Restart political process
It has been one year since the government of India did away with the Article 370 of Indian Constitution, that gave a special status to then Jammu and Kashmir state among the rest of the states. The state was bifurcated into two union territories – Ladakh and Jammu and Kashmir. However, Jammu and Kashmir was declared a UT with Assembly. Without going into the debate that whether GoI’s decision was constitutional or not; legal or not; moral or not, one thing that need to be taken note of is that since Aug 05, 2019, there has been no political movement in Jammu and Kashmir on any front. Most of the leaders of mainstream political parties were detained post August 05 and some of the still remain in custody. Absence of these leaders from the scene resulted into absence of politics in the UT and such absence can, in no way, be good for the health of a democracy. Democracy is battle of ideas. All the political players, keeping the interest of the people and the nation paramount, have their own ways of looking at the situation and hunting for the answers to the questions haunting their people. Approaches could be different, ideologies could be different, modus operandi could be different but the goal remains the same – working for welfare of people and the nation. These differences are what make democracy a beautiful concept.
In this backdrop, what J&K today needs is a political process. Bureaucratic rule, no matter how efficient it would be, can never be a substitute to a popular government. The political leaders are connected with masses, they know their aspirations and grievances in a better way which bureaucrats can’t have an idea about. Even small time political workers of a village are more connected to the masses than SDMs and Tehsildars. Need is to strengthen the politics, provide a healthy atmosphere wherein a political process takes routes afresh. There is a huge difference between the rulers, mandated by the public to rule, and the rulers, appointed by the Centre to rule.

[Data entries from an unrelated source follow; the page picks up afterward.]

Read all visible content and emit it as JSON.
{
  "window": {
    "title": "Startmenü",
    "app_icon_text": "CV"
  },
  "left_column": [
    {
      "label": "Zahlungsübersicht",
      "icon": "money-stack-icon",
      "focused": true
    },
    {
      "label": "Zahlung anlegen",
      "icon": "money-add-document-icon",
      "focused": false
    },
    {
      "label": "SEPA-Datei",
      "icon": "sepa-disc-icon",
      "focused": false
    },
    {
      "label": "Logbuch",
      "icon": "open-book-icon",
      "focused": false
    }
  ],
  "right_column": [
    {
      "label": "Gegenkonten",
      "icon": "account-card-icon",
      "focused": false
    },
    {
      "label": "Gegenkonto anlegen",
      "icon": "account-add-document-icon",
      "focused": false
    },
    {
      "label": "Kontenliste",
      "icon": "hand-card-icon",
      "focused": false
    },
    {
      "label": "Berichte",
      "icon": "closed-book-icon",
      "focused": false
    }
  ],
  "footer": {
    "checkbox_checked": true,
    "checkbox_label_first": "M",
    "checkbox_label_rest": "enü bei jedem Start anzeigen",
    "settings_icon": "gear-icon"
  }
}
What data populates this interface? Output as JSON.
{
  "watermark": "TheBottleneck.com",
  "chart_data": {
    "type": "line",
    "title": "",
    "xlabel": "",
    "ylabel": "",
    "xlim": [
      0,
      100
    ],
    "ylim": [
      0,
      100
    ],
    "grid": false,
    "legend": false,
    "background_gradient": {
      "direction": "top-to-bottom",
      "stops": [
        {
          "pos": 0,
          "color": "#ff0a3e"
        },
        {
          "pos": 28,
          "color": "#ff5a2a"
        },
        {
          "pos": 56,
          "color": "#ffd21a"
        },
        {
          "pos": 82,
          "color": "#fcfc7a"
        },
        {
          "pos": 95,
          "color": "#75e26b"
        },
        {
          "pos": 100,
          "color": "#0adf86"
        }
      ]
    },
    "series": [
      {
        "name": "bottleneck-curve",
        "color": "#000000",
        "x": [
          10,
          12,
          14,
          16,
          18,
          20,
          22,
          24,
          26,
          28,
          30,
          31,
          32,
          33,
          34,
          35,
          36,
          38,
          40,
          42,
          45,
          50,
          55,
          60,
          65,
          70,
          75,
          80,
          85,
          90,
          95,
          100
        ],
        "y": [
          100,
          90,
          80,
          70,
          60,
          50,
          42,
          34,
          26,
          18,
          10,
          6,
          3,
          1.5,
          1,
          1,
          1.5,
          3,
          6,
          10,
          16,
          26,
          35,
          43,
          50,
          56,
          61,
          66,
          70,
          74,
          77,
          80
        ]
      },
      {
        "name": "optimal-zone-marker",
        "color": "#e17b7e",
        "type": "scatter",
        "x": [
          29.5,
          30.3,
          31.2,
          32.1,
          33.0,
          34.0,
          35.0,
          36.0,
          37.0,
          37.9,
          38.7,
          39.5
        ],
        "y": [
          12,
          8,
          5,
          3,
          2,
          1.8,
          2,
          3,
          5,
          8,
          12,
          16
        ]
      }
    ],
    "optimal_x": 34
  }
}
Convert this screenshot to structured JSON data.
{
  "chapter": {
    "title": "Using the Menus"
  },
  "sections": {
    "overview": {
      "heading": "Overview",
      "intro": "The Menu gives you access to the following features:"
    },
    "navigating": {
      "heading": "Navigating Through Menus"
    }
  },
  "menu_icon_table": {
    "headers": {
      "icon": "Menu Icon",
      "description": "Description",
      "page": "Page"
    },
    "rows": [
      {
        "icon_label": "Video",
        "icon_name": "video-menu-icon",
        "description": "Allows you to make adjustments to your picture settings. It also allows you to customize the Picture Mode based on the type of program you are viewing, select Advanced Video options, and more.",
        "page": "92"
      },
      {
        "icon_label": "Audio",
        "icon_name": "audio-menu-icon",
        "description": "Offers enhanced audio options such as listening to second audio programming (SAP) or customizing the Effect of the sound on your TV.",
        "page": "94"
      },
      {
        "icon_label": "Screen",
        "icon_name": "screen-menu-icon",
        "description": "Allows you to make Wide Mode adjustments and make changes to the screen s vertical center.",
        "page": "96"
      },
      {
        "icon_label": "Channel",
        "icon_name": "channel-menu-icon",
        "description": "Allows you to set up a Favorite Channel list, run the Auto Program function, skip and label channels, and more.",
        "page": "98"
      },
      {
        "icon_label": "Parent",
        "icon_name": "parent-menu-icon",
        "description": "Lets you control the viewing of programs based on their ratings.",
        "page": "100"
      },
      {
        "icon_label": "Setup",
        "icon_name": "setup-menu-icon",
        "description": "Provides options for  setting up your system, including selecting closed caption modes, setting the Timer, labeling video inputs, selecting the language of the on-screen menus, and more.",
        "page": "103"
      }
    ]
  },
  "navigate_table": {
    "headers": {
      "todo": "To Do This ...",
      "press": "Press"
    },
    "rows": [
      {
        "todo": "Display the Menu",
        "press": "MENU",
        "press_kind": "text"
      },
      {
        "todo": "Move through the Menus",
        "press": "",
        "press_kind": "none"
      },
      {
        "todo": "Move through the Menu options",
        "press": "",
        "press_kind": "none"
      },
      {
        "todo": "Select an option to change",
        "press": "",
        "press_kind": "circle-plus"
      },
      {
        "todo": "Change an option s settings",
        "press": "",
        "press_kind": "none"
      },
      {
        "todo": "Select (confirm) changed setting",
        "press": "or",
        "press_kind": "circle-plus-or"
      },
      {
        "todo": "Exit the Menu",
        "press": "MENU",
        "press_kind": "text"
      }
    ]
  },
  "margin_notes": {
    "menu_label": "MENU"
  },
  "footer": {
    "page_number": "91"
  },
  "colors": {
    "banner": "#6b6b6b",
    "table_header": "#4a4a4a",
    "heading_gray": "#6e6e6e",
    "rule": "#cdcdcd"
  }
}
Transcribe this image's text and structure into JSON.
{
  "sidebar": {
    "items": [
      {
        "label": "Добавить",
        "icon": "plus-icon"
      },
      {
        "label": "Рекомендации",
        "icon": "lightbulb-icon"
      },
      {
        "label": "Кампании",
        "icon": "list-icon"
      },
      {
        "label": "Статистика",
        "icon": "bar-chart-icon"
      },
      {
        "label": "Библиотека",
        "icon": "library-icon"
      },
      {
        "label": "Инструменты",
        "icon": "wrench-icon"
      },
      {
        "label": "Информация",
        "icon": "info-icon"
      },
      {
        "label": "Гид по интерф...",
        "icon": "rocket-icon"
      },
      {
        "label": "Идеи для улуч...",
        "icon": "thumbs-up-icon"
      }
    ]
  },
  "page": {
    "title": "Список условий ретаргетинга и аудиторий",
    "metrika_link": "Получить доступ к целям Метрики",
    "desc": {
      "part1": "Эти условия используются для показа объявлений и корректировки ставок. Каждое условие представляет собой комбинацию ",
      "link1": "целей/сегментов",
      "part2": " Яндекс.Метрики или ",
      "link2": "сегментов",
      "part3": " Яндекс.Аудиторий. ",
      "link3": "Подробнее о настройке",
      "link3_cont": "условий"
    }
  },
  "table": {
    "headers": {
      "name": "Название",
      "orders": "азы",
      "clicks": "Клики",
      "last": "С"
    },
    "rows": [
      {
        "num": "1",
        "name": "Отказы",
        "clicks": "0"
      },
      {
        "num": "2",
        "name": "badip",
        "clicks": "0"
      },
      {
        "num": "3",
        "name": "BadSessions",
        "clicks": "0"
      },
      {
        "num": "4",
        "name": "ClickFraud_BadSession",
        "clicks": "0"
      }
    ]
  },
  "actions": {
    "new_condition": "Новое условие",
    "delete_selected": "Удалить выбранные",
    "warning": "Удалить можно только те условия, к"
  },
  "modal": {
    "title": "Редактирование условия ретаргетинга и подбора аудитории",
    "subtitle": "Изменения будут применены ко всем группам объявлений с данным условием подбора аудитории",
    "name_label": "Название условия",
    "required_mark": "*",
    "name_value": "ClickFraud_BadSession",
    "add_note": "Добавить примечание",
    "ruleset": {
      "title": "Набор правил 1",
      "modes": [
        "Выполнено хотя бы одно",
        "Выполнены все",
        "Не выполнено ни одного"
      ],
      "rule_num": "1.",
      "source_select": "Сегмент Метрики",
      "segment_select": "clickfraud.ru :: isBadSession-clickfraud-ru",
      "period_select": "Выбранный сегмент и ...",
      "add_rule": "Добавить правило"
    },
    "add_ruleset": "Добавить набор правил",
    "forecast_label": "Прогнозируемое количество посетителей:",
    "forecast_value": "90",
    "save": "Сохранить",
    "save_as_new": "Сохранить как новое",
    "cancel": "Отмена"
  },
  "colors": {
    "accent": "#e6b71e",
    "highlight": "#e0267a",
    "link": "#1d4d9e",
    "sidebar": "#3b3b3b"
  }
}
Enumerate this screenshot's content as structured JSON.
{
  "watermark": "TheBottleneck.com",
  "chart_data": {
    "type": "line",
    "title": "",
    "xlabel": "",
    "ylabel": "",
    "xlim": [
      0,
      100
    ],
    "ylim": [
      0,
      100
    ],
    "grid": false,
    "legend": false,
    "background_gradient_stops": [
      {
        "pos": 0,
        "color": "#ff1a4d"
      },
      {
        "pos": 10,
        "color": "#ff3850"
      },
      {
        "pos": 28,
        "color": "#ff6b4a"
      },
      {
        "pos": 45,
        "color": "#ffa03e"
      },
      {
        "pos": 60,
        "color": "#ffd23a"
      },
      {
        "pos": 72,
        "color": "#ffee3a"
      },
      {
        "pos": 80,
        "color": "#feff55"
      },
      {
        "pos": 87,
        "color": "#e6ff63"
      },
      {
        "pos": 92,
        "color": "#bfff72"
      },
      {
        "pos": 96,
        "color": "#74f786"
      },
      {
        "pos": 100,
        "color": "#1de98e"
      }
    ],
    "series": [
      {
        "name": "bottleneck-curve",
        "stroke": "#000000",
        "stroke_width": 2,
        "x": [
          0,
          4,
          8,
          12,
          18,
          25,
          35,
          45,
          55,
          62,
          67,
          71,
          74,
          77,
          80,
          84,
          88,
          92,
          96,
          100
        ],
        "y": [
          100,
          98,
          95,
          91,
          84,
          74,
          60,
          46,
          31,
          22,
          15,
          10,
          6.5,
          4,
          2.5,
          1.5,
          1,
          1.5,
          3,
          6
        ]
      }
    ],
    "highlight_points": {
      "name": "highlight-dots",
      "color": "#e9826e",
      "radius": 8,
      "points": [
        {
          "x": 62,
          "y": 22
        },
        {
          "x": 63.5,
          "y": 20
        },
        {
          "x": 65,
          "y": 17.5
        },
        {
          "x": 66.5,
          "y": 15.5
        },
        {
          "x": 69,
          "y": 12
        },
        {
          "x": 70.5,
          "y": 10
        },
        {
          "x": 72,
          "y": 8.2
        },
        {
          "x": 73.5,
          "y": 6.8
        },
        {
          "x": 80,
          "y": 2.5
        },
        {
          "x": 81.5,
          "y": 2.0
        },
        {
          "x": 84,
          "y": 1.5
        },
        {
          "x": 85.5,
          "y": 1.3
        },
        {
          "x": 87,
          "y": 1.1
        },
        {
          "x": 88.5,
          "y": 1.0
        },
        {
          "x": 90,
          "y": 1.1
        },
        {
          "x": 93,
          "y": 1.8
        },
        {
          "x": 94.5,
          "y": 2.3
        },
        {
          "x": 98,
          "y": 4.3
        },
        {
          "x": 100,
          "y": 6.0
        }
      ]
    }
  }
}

The former are the ones who could be described as representatives of the public and thus they should be on the wheel while making decisions for the public good.
Ideally, following the re-organisation of erstwhile state of Jammu and Kashmir, the GoI should have geared up for holding elections to the UT assembly. However, one year down the line, nothing of the sort has happened and whether the powers, that be, like it or not, people of Jammu and Kashmir are unrepresented from last one year. Whatever decisions are being made have no or very little input from the people of Jammu and Kashmir and that is not how it should be. The government of India, without losing any more time, in consultation with Election Commission of India, should make arrangements for a smooth, fair, free and credible election. Let people elect their representatives and let those representatives speak on their behalf.